- Jean Marais: [1F Edition] The Times 10 Nov 1998: 21.
- French box office of 1945 at Box Office Story
- "Box Office Figures for Jean Marais films". Box Office Story.
- "Jean Cocteau's Acclaimed Films". They Shoot Pictures, Don't They. 2016. Retrieved 30 October 2016.
- Jean Marais 'Souvenir' Star Los Angeles Times 23 Nov 1950: A24.
- Obituary: Jean Marais: [FINAL Edition] Kirkup, James. The Independent 10 Nov 1998: 6.
- "3rd Moscow International Film Festival (1963)". MIFF. Archived from the original on 16 January 2013. Retrieved 11 March 2012.
- Tourists mob box office -- and the theaters thrive: Half the audience Impresario White Musical flaw Difficulty overcome By Sir Harold Hobson Special to The Christian Science Monitor. The Christian Science Monitor 12 June 1978: B10.
- "Berlinale: Juries". berlinale.de. Retrieved 1 August 2011.
- "The Criterion Collection: Beauty and the Beast by Jean Cocteau".

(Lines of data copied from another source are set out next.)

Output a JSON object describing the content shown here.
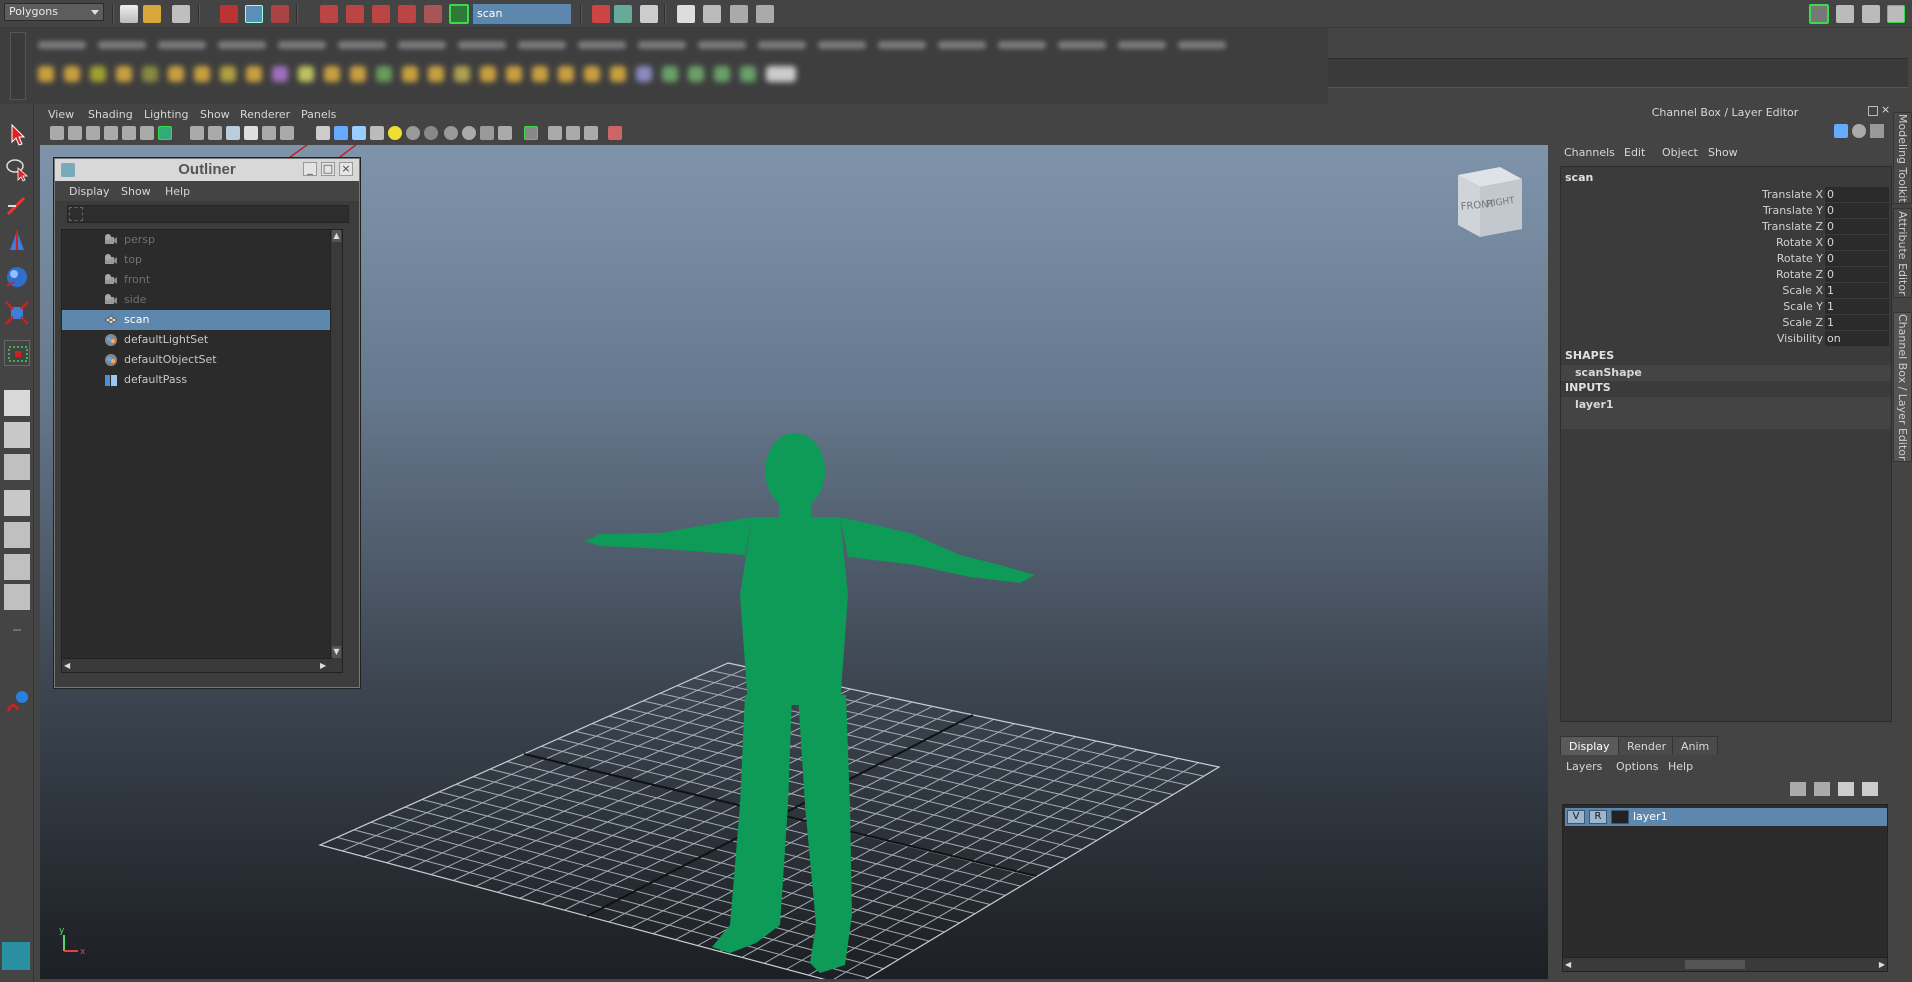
{
  "statusline": {
    "mode": "Polygons",
    "selection_field": "scan"
  },
  "viewport": {
    "menus": [
      "View",
      "Shading",
      "Lighting",
      "Show",
      "Renderer",
      "Panels"
    ],
    "viewcube": {
      "front": "FRONT",
      "right": "RIGHT"
    }
  },
  "outliner": {
    "title": "Outliner",
    "menus": [
      "Display",
      "Show",
      "Help"
    ],
    "items": [
      {
        "label": "persp",
        "icon": "camera-icon",
        "dim": true
      },
      {
        "label": "top",
        "icon": "camera-icon",
        "dim": true
      },
      {
        "label": "front",
        "icon": "camera-icon",
        "dim": true
      },
      {
        "label": "side",
        "icon": "camera-icon",
        "dim": true
      },
      {
        "label": "scan",
        "icon": "mesh-icon",
        "selected": true
      },
      {
        "label": "defaultLightSet",
        "icon": "set-icon"
      },
      {
        "label": "defaultObjectSet",
        "icon": "set-icon"
      },
      {
        "label": "defaultPass",
        "icon": "render-pass-icon"
      }
    ]
  },
  "channel_box": {
    "title": "Channel Box / Layer Editor",
    "menus": [
      "Channels",
      "Edit",
      "Object",
      "Show"
    ],
    "object_name": "scan",
    "attributes": [
      {
        "label": "Translate X",
        "value": "0"
      },
      {
        "label": "Translate Y",
        "value": "0"
      },
      {
        "label": "Translate Z",
        "value": "0"
      },
      {
        "label": "Rotate X",
        "value": "0"
      },
      {
        "label": "Rotate Y",
        "value": "0"
      },
      {
        "label": "Rotate Z",
        "value": "0"
      },
      {
        "label": "Scale X",
        "value": "1"
      },
      {
        "label": "Scale Y",
        "value": "1"
      },
      {
        "label": "Scale Z",
        "value": "1"
      },
      {
        "label": "Visibility",
        "value": "on"
      }
    ],
    "shapes_header": "SHAPES",
    "shape": "scanShape",
    "inputs_header": "INPUTS",
    "input": "layer1"
  },
  "side_tabs": [
    "Modeling Toolkit",
    "Attribute Editor",
    "Channel Box / Layer Editor"
  ],
  "layer_editor": {
    "tabs": [
      "Display",
      "Render",
      "Anim"
    ],
    "menus": [
      "Layers",
      "Options",
      "Help"
    ],
    "layer": {
      "visible": "V",
      "render": "R",
      "name": "layer1"
    }
  },
  "colors": {
    "selection": "#5d87ad",
    "mesh": "#0e9a57",
    "annotation": "#d01010"
  }
}
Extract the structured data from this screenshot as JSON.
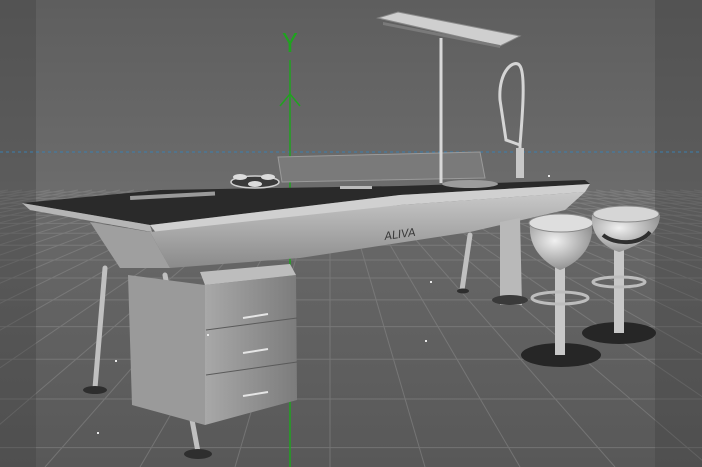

- Barker, Emily (3 August 2015). "The Smiths - The Stories Behind All 27 Of Their Provocative Album And Single Sleeves". NME.
- Shelokhonov, Steve. "Mini-Biography". IMDb. Retrieved 11 March 2011.
- "Légendes d'Écran Noir: Jean Marais". www.ecrannoir.fr.
- name="Jean Marais, Histoires de ma vie", German Edition 1975 "Spiegel meiner Erinnerung" page 262 ff
- Wilson, Scott. Resting Places: The Burial Sites of More Than 14,000 Famous Persons, 3d ed.: 2 (Kindle Location 29906). McFarland & Company, Inc., Publishers. Kindle Edition.
- L'Epervier and L'Aventurier in 1933